Everyone knows a good dog
comes when it’s called
and hell, I called her, unaware
of the bargain, the leash tightening
everyone’s choke. Maybe you’ll blame me
for the end of the world
like I do – but last time I said sorry, I tried to tell you
of the falling-pit, no end to the down,
how each 2am’s been a howl cramping the chest
for as long as I remember, terror-dried eyes
slammed open to the dark, and each dawn
a bright hurt as the light scrapes in. How many times
did I mouth to the nothing take me, just make it all
And out in the blank, something heard. The stars and moon slid gone
as she slunk in, the quiet weather of her mouth exhaled
the hot sours of an ancient cave
and my tired blood leaped alive to promise, to threat
and my toes dead to the earth for days
found the wet rolling hills of her tongue, and so I walked on in.
In her great belly, sleep
like the unspiral of a saved infant, lap-cradled at last.
In her great belly, the picked bones of gods, of all human grief
names of tears laid to rest.
The prophecy-vault of her ribs has stolen my language of howl, her hunger piqued

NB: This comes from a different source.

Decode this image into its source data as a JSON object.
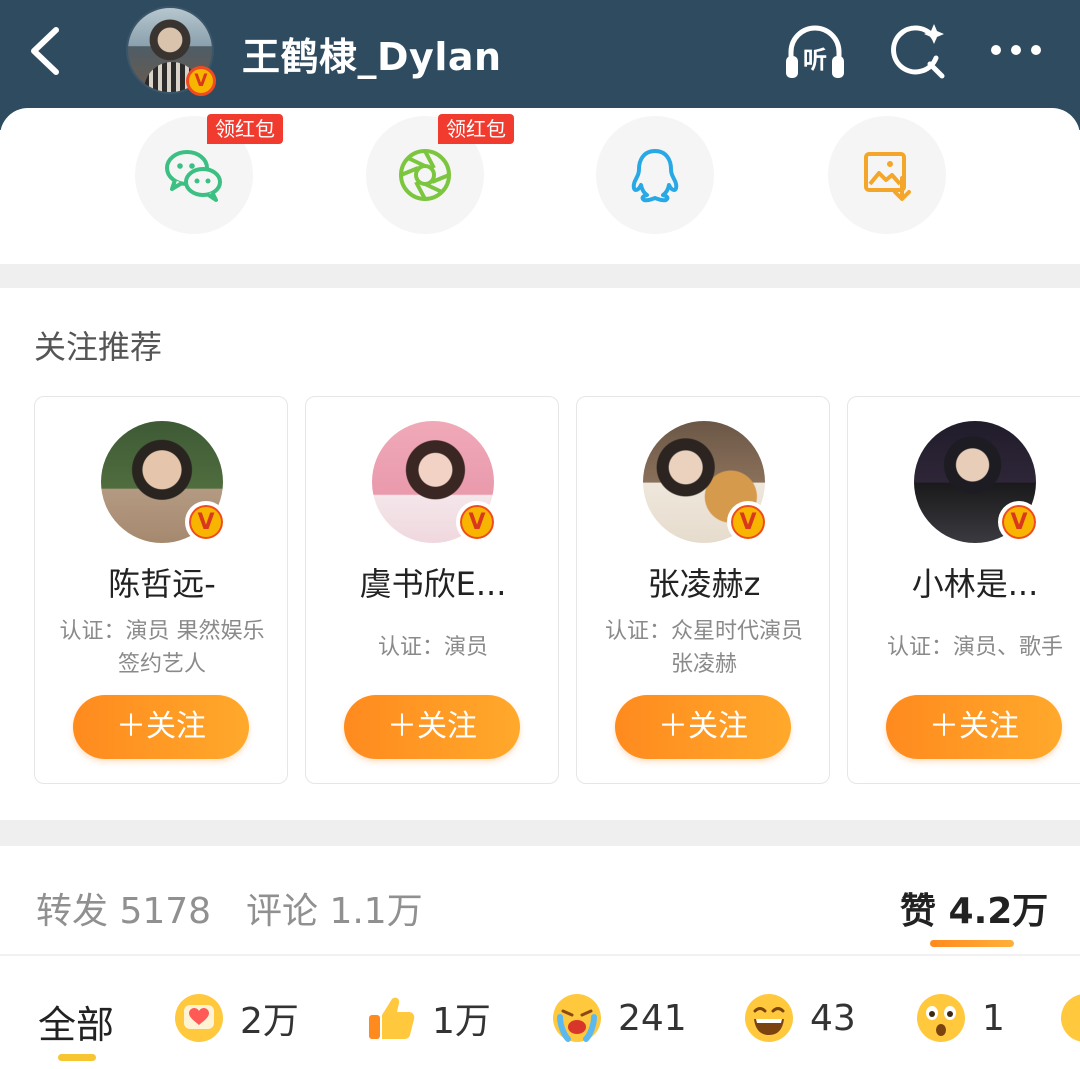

by one modern morsel, for the crunch of continents, to lap up
the sorrowful marrow of the sun.
When she devours you, too, I will find you in the dark.

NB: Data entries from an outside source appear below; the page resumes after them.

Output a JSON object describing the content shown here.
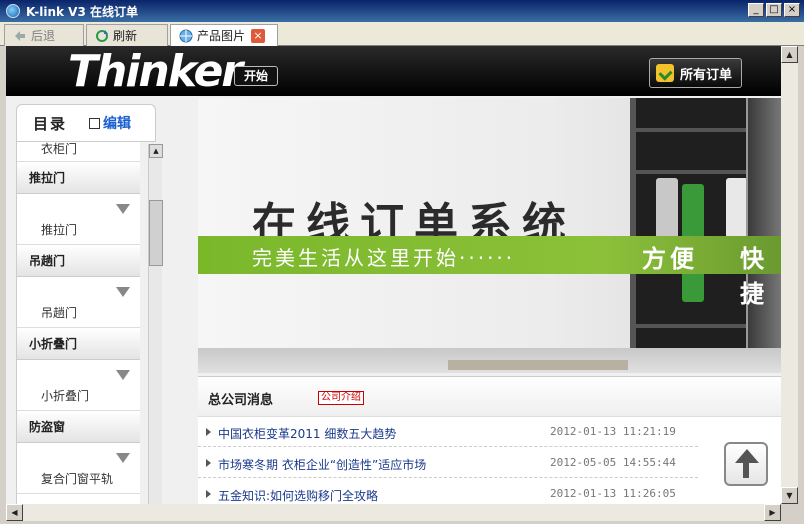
{
  "window": {
    "title": "K-link V3 在线订单"
  },
  "tabs": [
    {
      "label": "后退"
    },
    {
      "label": "刷新"
    },
    {
      "label": "产品图片"
    }
  ],
  "header": {
    "logo": "Thinker",
    "start_label": "开始",
    "orders_label": "所有订单"
  },
  "sidebar": {
    "title": "目录",
    "edit_label": "编辑",
    "first_item": "衣柜门",
    "categories": [
      {
        "name": "推拉门",
        "item": "推拉门"
      },
      {
        "name": "吊趟门",
        "item": "吊趟门"
      },
      {
        "name": "小折叠门",
        "item": "小折叠门"
      },
      {
        "name": "防盗窗",
        "item": "复合门窗平轨"
      }
    ]
  },
  "banner": {
    "headline": "在线订单系统",
    "slogan": "完美生活从这里开始······",
    "side_words": [
      "方便",
      "快捷"
    ]
  },
  "news": {
    "title": "总公司消息",
    "badge": "公司介绍",
    "items": [
      {
        "text": "中国衣柜变革2011 细数五大趋势",
        "date": "2012-01-13 11:21:19"
      },
      {
        "text": "市场寒冬期 衣柜企业“创造性”适应市场",
        "date": "2012-05-05 14:55:44"
      },
      {
        "text": "五金知识:如何选购移门全攻略",
        "date": "2012-01-13 11:26:05"
      }
    ]
  }
}
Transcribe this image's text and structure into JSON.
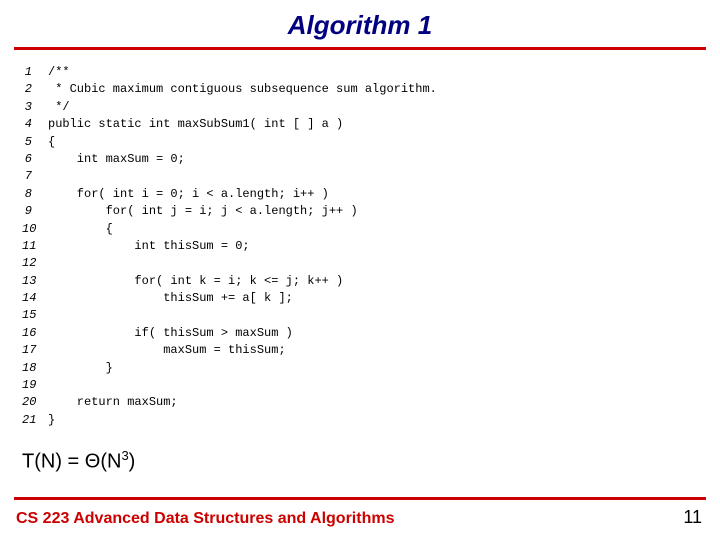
{
  "title": "Algorithm 1",
  "code_lines": [
    "/**",
    " * Cubic maximum contiguous subsequence sum algorithm.",
    " */",
    "public static int maxSubSum1( int [ ] a )",
    "{",
    "    int maxSum = 0;",
    "",
    "    for( int i = 0; i < a.length; i++ )",
    "        for( int j = i; j < a.length; j++ )",
    "        {",
    "            int thisSum = 0;",
    "",
    "            for( int k = i; k <= j; k++ )",
    "                thisSum += a[ k ];",
    "",
    "            if( thisSum > maxSum )",
    "                maxSum = thisSum;",
    "        }",
    "",
    "    return maxSum;",
    "}"
  ],
  "complexity_prefix": "T(N) = Θ(N",
  "complexity_exp": "3",
  "complexity_suffix": ")",
  "footer_left": "CS 223 Advanced Data Structures and Algorithms",
  "footer_right": "11"
}
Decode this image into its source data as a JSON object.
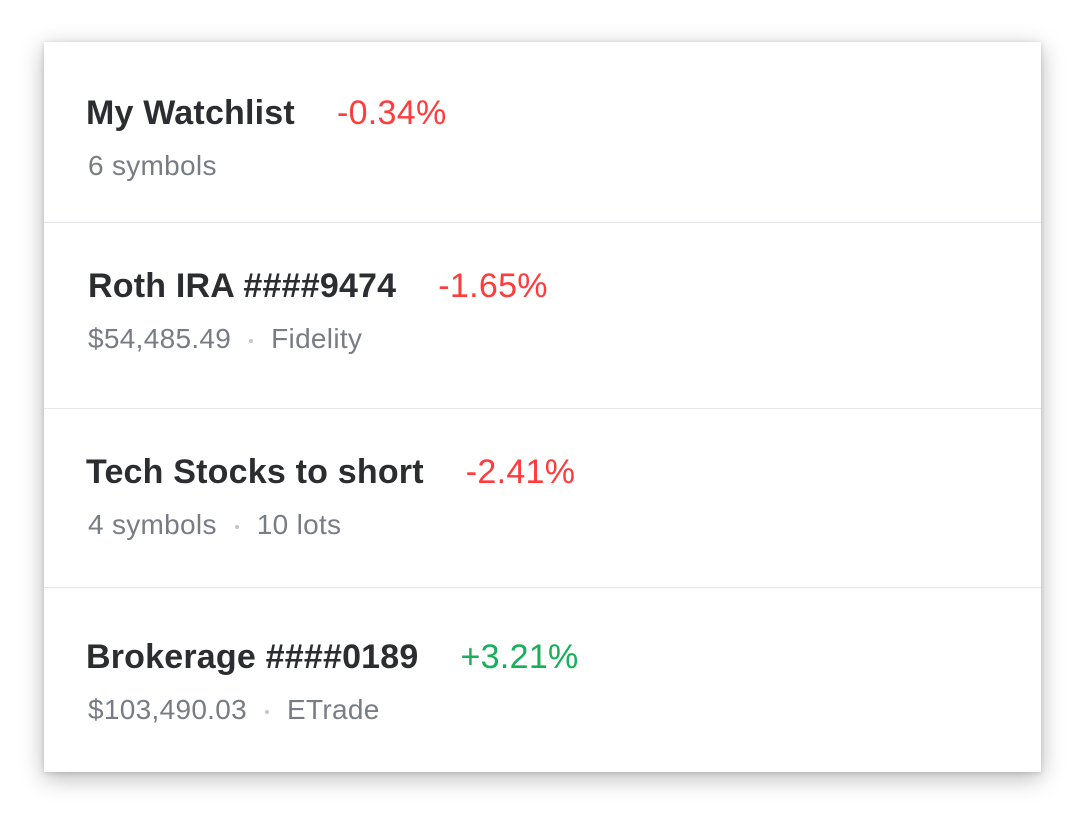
{
  "colors": {
    "negative": "#ff3b3b",
    "positive": "#16b05a",
    "title_text": "#2b2d31",
    "secondary_text": "#787c84"
  },
  "list": {
    "rows": [
      {
        "title": "My Watchlist",
        "change": "-0.34%",
        "direction": "negative",
        "meta": [
          "6 symbols"
        ]
      },
      {
        "title": "Roth IRA ####9474",
        "change": "-1.65%",
        "direction": "negative",
        "meta": [
          "$54,485.49",
          "Fidelity"
        ]
      },
      {
        "title": "Tech Stocks to short",
        "change": "-2.41%",
        "direction": "negative",
        "meta": [
          "4 symbols",
          "10 lots"
        ]
      },
      {
        "title": "Brokerage ####0189",
        "change": "+3.21%",
        "direction": "positive",
        "meta": [
          "$103,490.03",
          "ETrade"
        ]
      }
    ]
  }
}
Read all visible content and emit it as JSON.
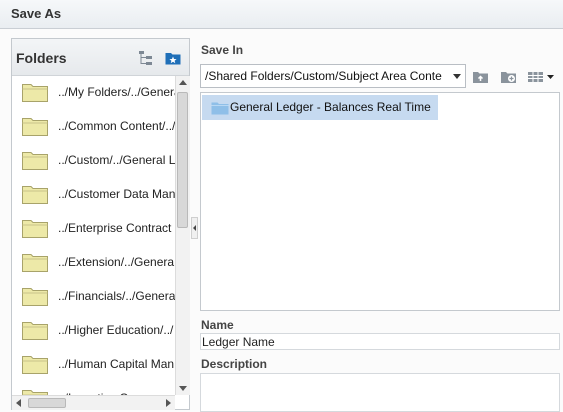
{
  "dialog": {
    "title": "Save As"
  },
  "folders": {
    "heading": "Folders",
    "items": [
      {
        "label": "../My Folders/../Genera"
      },
      {
        "label": "../Common Content/../"
      },
      {
        "label": "../Custom/../General L"
      },
      {
        "label": "../Customer Data Man"
      },
      {
        "label": "../Enterprise Contract"
      },
      {
        "label": "../Extension/../Genera"
      },
      {
        "label": "../Financials/../Genera"
      },
      {
        "label": "../Higher Education/../"
      },
      {
        "label": "../Human Capital Man"
      },
      {
        "label": "../Incentive Compens"
      }
    ]
  },
  "save_in": {
    "label": "Save In",
    "path": "/Shared Folders/Custom/Subject Area Conte",
    "items": [
      {
        "label": "General Ledger - Balances Real Time"
      }
    ]
  },
  "name": {
    "label": "Name",
    "value": "Ledger Name"
  },
  "description": {
    "label": "Description",
    "value": ""
  },
  "colors": {
    "selection": "#c6daf0",
    "folder_yellow": "#ede9a8",
    "folder_blue": "#8fbfe8",
    "accent_blue": "#1f6fb8"
  }
}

When I tell you I’m sorry
this time it won’t be the truth.
Ankh Spice is a sea-obsessed poet from Aotearoa, New Zealand. His work has been internationally published in a wide range of journals and magazines, online and in print, and has been nominated twice for the Pushcart Prize (by Rhythm & Bones Press and Black Bough Poetry). He is a Poetry Contributing Editor at Barren Magazine, and a co-editor at IceFloe Press.